We are pleased to announce the winners of the 2022 Carraresi Foundation-Early Career Clinician Investigator Award. As in previous years, we received a good number of inspiring applications, which made the evaluation process challenging.  That said, it validated the high quality of candidates we are fortunate to host and consider for this award.

Road blocks to keep your heart on track

By Grace Jenkins

Atrial fibrillation is a chronic heart condition that gets worse over time. A new study that was released in print today suggests that treating it with surgery first, instead of starting with medicine, can stop the disease from progressing to a more severe stage.

How COVID-19 damages your heart

By Grace Jenkins

A study from the Centre for Heart Lung Innovation at St. Paul’s Hospital characterised the collage of ways COVID-19 damages the heart in a manner unique from other viruses.

Genome BC Data Literacy Series - Indigenous Data Governance

Genome BC is thrilled to present their ongoing series on Data Literacy. This series aims to bring national and international experts together to help deepen our understanding of different data related initiatives, standards, and resources.

The next webinar in the series will be on January 12th and will focus on Indigenous Data Governance.  

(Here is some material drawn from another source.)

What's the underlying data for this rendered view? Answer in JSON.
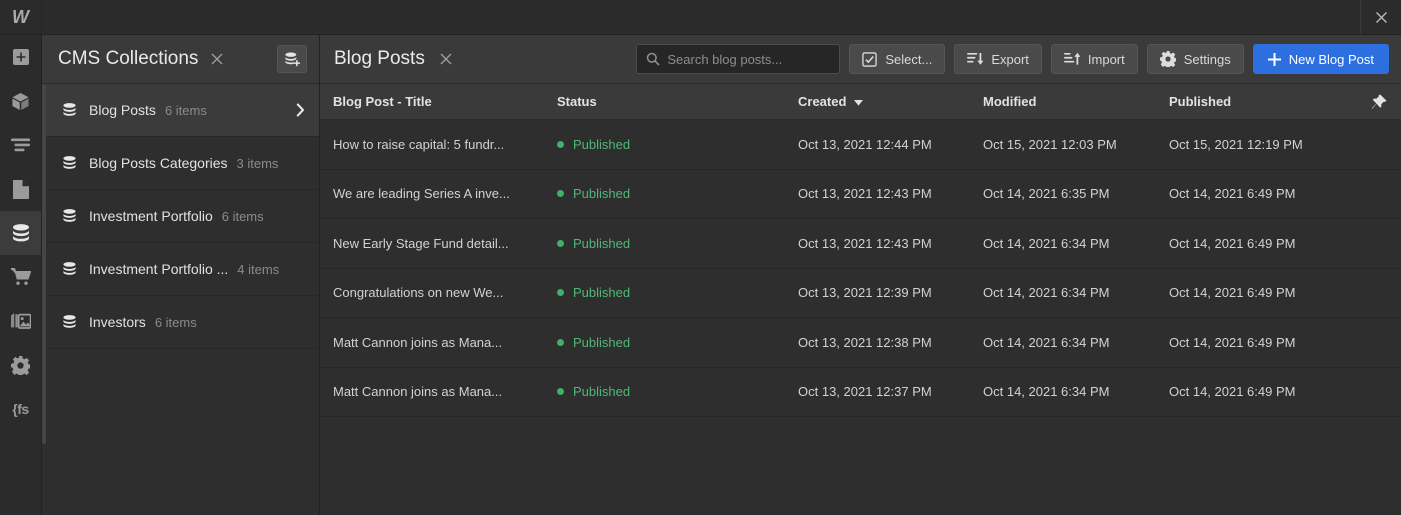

SinoNasal Microbiota Transfer (SNMT) Trial to Treat Chronic Rhinosinusitis Underway

A clinical trial, “SinoNasal Microbiota Transfer (SNMT) to treat chronic rhinosinusitis: A randomized, double-blind, placebo-controlled trial,” is currently being conducted.

This trial is being run by Dr. Amin Javer at the St. Paul’s Sinus Centre and Dr. Amee Manges with UBC and the B.C. Centre for Disease Control. Other collaborators on this trial are Dr. Andrew Thamboo and Dr. Joel Singer.

Looking Back on Skunkworks: Hacking Wounds

A unique innovation event designed to tackle the challenges faced by patients and communities when dealing with wounds, both in Canada and around the globe, brought together a diverse group of people to find solutions to this significant health issue.

Long COVID patients show signs of autoimmune disease a year after infection

Blood samples from patients with long COVID who are still suffering from fatigue and shortness of breath after a year show signs of autoimmune disease, according to a study published today (Thursday) in the European Respiratory Journal [1].

Autoimmune disease occurs when the immune system mistakenly attacks healthy parts of the body, instead of defending the body against disease. It causes conditions such as rheumatoid arthritis and lupus.